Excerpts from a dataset
»»
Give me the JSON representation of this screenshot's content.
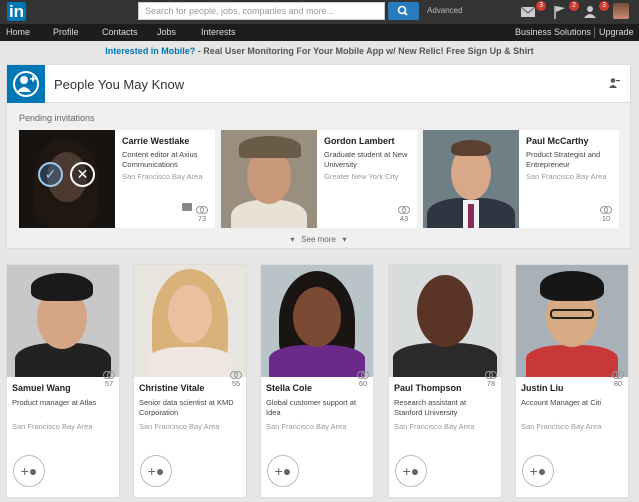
{
  "topbar": {
    "logo_text": "in",
    "search_placeholder": "Search for people, jobs, companies and more...",
    "advanced_label": "Advanced",
    "badges": {
      "messages": "3",
      "notifications": "2",
      "invitations": "3"
    }
  },
  "nav": {
    "items": [
      "Home",
      "Profile",
      "Contacts",
      "Jobs",
      "Interests"
    ],
    "business": "Business Solutions",
    "upgrade": "Upgrade"
  },
  "promo": {
    "link": "Interested in Mobile?",
    "text": " - Real User Monitoring For Your Mobile App w/ New Relic! Free Sign Up & Shirt"
  },
  "pymk": {
    "title": "People You May Know",
    "pending_label": "Pending invitations",
    "see_more": "See more",
    "invitations": [
      {
        "name": "Carrie Westlake",
        "title": "Content editor at Axius Communications",
        "location": "San Francisco Bay Area",
        "connections": "73"
      },
      {
        "name": "Gordon Lambert",
        "title": "Graduate student at New University",
        "location": "Greater New York City",
        "connections": "43"
      },
      {
        "name": "Paul McCarthy",
        "title": "Product Strategist and Entrepreneur",
        "location": "San Francisco Bay Area",
        "connections": "10"
      }
    ]
  },
  "suggestions": [
    {
      "name": "Samuel Wang",
      "title": "Product manager at Atlas",
      "location": "San Francisco Bay Area",
      "connections": "57"
    },
    {
      "name": "Christine Vitale",
      "title": "Senior data scientist at KMD Corporation",
      "location": "San Francisco Bay Area",
      "connections": "55"
    },
    {
      "name": "Stella Cole",
      "title": "Global customer support at Idea",
      "location": "San Francisco Bay Area",
      "connections": "60"
    },
    {
      "name": "Paul Thompson",
      "title": "Research assistant at Stanford University",
      "location": "San Francisco Bay Area",
      "connections": "78"
    },
    {
      "name": "Justin Liu",
      "title": "Account Manager at Citi",
      "location": "San Francisco Bay Area",
      "connections": "80"
    }
  ],
  "colors": {
    "brand": "#0077b5",
    "topbar": "#333333",
    "badge": "#d03a2f"
  }
}
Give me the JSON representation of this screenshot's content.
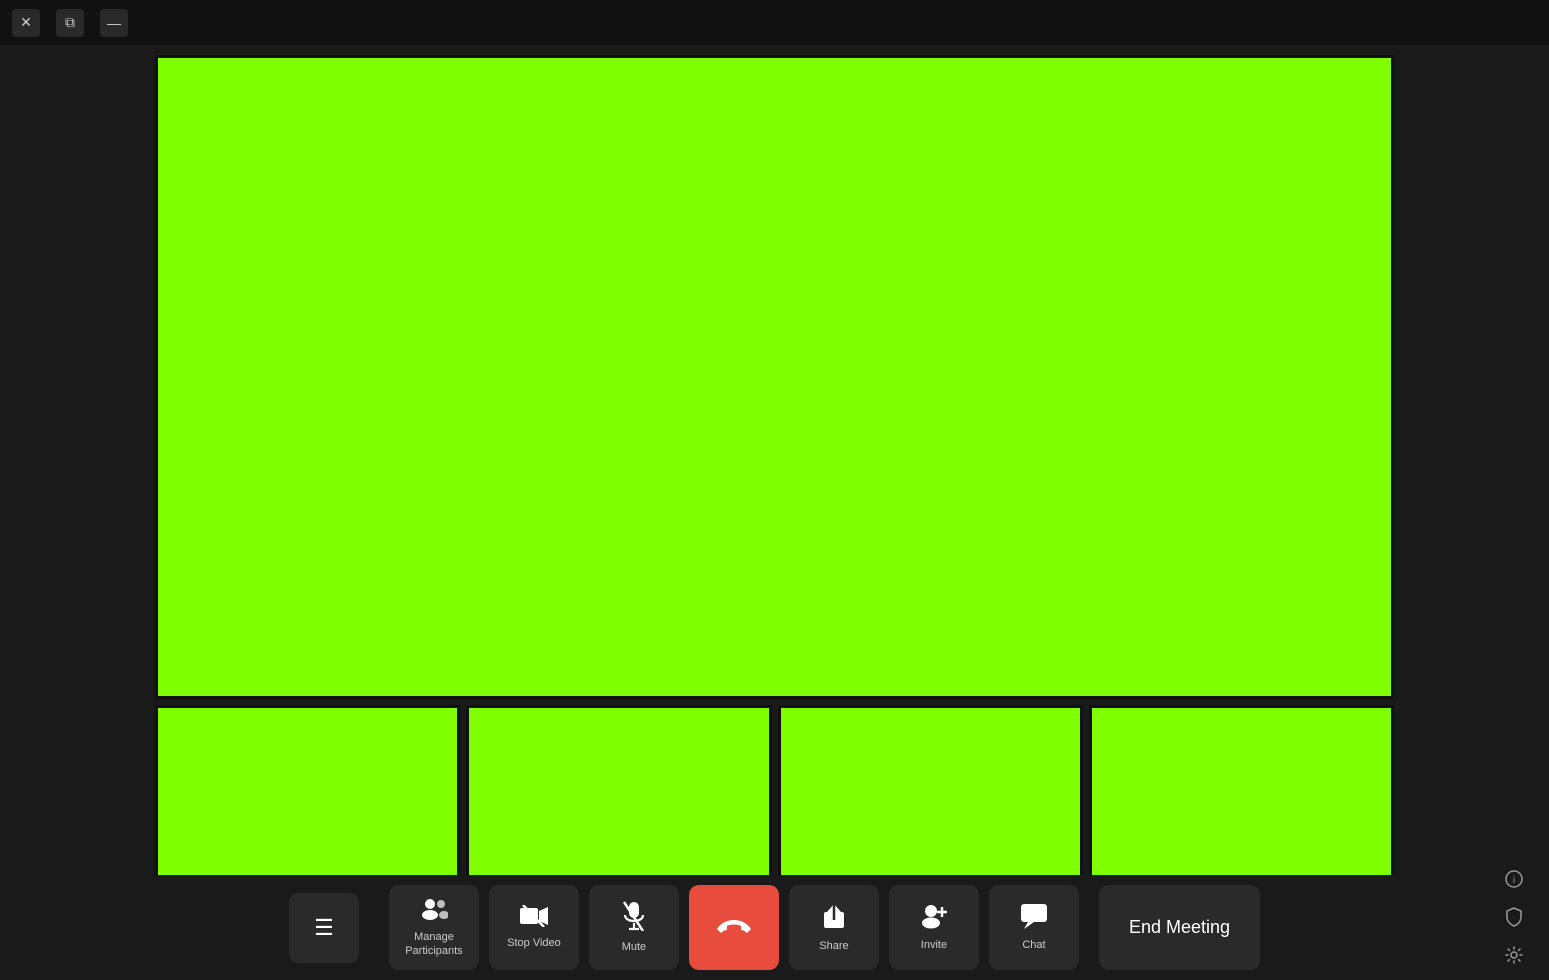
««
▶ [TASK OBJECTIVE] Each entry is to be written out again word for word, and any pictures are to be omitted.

▶ [ANSWER FOR THIS EXERCISE]
Give me the JSON representation of this screenshot's content.
{
  "topbar": {
    "logo_text": "in",
    "search_placeholder": "Search for people, jobs, companies and more...",
    "advanced_label": "Advanced",
    "badges": {
      "messages": "3",
      "notifications": "2",
      "invitations": "3"
    }
  },
  "nav": {
    "items": [
      "Home",
      "Profile",
      "Contacts",
      "Jobs",
      "Interests"
    ],
    "business": "Business Solutions",
    "upgrade": "Upgrade"
  },
  "promo": {
    "link": "Interested in Mobile?",
    "text": " - Real User Monitoring For Your Mobile App w/ New Relic! Free Sign Up & Shirt"
  },
  "pymk": {
    "title": "People You May Know",
    "pending_label": "Pending invitations",
    "see_more": "See more",
    "invitations": [
      {
        "name": "Carrie Westlake",
        "title": "Content editor at Axius Communications",
        "location": "San Francisco Bay Area",
        "connections": "73"
      },
      {
        "name": "Gordon Lambert",
        "title": "Graduate student at New University",
        "location": "Greater New York City",
        "connections": "43"
      },
      {
        "name": "Paul McCarthy",
        "title": "Product Strategist and Entrepreneur",
        "location": "San Francisco Bay Area",
        "connections": "10"
      }
    ]
  },
  "suggestions": [
    {
      "name": "Samuel Wang",
      "title": "Product manager at Atlas",
      "location": "San Francisco Bay Area",
      "connections": "57"
    },
    {
      "name": "Christine Vitale",
      "title": "Senior data scientist at KMD Corporation",
      "location": "San Francisco Bay Area",
      "connections": "55"
    },
    {
      "name": "Stella Cole",
      "title": "Global customer support at Idea",
      "location": "San Francisco Bay Area",
      "connections": "60"
    },
    {
      "name": "Paul Thompson",
      "title": "Research assistant at Stanford University",
      "location": "San Francisco Bay Area",
      "connections": "78"
    },
    {
      "name": "Justin Liu",
      "title": "Account Manager at Citi",
      "location": "San Francisco Bay Area",
      "connections": "80"
    }
  ],
  "colors": {
    "brand": "#0077b5",
    "topbar": "#333333",
    "badge": "#d03a2f"
  }
}
Give me the JSON representation of this screenshot's content.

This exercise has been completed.